[Start of section]

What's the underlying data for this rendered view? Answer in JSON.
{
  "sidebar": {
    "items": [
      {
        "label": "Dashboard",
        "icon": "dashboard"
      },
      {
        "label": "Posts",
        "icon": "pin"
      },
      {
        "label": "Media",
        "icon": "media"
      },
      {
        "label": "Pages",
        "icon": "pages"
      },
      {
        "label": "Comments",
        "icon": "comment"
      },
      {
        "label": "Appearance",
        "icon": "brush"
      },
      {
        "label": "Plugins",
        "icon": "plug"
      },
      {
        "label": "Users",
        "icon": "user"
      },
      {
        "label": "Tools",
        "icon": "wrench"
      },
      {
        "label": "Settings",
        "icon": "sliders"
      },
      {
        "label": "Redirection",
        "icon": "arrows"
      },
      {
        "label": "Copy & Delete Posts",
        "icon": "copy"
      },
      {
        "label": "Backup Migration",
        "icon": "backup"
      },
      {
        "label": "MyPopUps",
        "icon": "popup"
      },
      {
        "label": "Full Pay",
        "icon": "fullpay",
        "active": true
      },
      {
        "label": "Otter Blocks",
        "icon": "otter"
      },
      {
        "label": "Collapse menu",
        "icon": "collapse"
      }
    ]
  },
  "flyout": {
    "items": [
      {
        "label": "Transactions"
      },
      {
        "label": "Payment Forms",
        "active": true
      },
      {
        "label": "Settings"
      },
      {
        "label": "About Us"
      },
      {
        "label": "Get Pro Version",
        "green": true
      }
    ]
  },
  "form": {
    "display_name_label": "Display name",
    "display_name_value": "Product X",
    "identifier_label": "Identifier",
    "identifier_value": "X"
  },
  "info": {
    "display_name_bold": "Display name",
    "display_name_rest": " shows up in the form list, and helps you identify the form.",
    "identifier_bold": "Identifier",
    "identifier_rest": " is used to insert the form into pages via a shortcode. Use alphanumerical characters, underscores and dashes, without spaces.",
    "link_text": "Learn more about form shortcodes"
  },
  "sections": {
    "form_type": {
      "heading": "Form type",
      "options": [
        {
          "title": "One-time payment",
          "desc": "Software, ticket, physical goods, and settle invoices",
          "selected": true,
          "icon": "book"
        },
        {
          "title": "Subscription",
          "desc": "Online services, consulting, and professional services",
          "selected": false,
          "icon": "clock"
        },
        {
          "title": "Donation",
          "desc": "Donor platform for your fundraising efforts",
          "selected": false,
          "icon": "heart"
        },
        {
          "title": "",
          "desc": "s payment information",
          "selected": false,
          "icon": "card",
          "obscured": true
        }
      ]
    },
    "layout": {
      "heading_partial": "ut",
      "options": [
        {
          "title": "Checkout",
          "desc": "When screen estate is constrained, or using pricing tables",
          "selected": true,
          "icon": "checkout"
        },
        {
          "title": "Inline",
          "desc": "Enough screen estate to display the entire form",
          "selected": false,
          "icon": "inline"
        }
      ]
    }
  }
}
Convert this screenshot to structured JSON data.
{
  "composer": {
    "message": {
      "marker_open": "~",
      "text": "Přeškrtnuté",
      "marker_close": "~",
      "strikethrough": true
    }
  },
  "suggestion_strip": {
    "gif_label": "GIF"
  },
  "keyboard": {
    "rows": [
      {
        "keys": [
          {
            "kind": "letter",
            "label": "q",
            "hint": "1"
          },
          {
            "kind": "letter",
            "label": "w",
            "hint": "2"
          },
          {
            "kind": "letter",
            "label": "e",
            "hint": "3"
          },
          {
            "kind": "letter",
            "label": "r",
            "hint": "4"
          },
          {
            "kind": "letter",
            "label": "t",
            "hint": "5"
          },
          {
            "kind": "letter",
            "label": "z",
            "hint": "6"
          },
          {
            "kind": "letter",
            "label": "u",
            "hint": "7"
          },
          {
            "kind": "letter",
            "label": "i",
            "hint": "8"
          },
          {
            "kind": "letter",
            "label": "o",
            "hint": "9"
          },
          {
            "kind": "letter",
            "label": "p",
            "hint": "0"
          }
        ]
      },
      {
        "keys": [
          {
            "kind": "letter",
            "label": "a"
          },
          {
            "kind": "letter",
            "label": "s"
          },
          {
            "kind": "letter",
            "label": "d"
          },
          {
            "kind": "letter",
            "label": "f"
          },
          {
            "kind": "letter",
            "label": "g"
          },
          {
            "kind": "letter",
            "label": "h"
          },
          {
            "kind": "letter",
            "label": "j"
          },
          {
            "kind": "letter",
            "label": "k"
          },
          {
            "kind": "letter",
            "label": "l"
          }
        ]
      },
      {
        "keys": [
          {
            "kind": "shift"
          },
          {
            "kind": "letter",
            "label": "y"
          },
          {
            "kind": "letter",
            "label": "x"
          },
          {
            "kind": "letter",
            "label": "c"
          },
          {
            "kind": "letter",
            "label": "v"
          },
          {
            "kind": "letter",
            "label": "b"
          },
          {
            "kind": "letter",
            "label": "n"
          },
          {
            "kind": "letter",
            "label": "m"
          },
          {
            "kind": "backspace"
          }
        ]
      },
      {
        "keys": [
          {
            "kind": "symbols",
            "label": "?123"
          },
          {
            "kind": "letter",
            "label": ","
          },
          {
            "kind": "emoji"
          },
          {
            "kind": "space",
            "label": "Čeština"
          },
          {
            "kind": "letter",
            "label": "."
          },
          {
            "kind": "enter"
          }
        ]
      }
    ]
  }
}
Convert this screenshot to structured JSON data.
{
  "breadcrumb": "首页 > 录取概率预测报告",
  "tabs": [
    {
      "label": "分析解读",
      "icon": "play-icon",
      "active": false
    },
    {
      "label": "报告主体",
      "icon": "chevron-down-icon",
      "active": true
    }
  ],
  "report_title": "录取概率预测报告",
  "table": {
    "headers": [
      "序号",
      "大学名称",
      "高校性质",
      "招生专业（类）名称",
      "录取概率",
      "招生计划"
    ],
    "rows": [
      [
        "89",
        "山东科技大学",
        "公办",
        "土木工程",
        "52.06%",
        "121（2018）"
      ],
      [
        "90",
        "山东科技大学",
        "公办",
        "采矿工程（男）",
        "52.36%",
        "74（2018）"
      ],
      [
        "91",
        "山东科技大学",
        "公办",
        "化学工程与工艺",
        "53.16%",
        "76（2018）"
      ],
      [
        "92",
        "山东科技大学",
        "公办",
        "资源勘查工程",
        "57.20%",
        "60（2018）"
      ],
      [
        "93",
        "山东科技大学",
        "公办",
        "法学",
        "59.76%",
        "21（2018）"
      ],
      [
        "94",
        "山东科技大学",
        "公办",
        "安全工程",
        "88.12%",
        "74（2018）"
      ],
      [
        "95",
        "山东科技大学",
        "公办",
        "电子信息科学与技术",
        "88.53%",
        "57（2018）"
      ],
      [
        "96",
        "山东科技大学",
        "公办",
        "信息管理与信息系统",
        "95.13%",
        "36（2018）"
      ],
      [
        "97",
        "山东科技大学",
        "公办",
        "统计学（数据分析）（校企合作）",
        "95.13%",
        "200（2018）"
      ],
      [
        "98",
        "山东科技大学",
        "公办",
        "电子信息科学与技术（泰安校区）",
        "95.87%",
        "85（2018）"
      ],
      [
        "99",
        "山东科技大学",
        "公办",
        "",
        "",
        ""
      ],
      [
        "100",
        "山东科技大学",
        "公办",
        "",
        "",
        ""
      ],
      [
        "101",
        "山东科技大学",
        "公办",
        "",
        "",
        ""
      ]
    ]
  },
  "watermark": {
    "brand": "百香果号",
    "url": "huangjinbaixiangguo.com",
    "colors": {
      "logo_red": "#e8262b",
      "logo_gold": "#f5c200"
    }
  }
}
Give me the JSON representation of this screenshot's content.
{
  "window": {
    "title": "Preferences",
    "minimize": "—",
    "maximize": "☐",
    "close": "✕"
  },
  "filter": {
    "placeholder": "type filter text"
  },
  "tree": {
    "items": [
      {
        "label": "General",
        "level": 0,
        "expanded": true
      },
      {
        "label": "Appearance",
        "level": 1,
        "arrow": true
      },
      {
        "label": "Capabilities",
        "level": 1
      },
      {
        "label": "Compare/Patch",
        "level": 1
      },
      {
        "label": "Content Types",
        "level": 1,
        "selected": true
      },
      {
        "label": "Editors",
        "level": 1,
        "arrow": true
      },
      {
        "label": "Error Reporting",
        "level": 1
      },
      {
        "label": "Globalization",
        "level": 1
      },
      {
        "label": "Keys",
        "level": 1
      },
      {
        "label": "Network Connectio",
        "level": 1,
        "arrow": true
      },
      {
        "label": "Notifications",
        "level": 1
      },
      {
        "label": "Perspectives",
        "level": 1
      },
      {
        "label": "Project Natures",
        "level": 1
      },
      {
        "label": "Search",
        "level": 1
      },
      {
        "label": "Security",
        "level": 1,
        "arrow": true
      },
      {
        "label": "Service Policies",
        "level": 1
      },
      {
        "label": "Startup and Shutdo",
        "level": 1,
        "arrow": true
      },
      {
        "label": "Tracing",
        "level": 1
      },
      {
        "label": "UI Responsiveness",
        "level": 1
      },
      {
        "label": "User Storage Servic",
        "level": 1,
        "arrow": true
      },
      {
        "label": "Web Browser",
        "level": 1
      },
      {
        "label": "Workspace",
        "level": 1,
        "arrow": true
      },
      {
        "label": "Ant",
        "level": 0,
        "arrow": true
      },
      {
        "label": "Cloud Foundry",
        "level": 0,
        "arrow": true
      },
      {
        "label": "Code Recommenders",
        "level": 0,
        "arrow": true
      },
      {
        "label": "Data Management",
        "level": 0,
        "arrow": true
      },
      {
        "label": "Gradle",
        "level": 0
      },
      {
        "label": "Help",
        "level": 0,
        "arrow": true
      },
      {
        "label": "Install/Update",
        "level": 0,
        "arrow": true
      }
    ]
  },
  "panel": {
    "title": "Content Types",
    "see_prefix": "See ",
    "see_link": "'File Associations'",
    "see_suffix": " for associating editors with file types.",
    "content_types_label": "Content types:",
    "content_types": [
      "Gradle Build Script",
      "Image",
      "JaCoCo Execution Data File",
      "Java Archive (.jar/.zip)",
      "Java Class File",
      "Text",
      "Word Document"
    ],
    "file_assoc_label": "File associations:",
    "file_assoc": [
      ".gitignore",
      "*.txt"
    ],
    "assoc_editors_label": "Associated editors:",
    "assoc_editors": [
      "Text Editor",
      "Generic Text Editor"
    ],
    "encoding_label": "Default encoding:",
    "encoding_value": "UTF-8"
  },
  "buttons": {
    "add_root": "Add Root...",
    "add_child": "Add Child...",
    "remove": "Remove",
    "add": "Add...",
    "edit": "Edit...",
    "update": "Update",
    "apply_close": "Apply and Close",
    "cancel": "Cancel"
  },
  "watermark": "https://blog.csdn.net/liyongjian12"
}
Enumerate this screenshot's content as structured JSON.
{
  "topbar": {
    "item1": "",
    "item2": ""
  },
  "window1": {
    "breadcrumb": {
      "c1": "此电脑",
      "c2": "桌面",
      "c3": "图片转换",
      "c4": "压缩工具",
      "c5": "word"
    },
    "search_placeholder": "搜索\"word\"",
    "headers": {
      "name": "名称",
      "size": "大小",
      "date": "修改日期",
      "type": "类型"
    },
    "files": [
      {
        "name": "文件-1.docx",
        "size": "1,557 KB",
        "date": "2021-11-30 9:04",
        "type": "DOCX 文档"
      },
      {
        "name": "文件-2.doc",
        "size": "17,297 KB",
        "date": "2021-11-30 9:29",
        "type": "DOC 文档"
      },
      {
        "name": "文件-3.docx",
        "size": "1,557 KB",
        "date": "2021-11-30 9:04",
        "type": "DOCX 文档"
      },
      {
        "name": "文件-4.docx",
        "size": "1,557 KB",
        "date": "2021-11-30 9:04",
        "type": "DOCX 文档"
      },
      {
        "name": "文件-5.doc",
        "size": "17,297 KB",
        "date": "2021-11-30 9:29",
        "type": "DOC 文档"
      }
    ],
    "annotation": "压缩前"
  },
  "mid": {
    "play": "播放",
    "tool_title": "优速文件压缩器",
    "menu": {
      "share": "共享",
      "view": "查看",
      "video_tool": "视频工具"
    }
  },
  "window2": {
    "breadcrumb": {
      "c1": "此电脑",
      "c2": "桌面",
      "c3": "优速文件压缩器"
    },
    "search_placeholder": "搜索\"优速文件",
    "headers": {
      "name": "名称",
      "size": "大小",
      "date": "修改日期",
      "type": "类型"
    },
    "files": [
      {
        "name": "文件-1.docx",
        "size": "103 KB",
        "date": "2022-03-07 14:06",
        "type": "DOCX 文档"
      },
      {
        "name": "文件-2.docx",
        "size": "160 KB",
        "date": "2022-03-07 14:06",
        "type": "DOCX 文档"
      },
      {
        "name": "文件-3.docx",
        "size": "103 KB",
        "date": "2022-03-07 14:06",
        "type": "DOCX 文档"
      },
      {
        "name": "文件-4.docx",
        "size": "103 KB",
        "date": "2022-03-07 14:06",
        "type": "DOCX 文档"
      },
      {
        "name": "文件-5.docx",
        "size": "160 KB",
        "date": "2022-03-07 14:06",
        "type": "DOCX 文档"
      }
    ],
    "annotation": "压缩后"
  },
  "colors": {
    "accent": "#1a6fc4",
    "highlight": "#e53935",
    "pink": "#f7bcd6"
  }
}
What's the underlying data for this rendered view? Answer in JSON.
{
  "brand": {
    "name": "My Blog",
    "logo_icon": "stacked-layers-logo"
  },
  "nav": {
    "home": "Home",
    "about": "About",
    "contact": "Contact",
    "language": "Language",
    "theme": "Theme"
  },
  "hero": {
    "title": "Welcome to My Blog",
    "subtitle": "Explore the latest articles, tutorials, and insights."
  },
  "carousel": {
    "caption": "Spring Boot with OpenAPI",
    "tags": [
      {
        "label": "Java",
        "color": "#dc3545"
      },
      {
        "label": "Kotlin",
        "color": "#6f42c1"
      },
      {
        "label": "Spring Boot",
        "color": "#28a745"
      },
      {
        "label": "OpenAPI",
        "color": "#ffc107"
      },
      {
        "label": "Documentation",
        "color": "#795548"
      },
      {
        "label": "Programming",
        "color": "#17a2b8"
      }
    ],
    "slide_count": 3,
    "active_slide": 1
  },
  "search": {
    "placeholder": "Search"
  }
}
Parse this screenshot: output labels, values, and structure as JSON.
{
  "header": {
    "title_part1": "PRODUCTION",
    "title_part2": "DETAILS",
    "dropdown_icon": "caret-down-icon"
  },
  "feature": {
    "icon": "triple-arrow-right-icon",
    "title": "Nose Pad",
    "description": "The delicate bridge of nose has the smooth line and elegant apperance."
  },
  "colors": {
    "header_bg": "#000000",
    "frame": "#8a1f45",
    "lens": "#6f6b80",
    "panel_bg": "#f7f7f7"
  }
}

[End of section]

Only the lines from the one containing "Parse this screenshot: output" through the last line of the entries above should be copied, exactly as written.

Parse this screenshot: output labels, values, and structure as JSON.
{
  "header": {
    "title_part1": "PRODUCTION",
    "title_part2": "DETAILS",
    "dropdown_icon": "caret-down-icon"
  },
  "feature": {
    "icon": "triple-arrow-right-icon",
    "title": "Nose Pad",
    "description": "The delicate bridge of nose has the smooth line and elegant apperance."
  },
  "colors": {
    "header_bg": "#000000",
    "frame": "#8a1f45",
    "lens": "#6f6b80",
    "panel_bg": "#f7f7f7"
  }
}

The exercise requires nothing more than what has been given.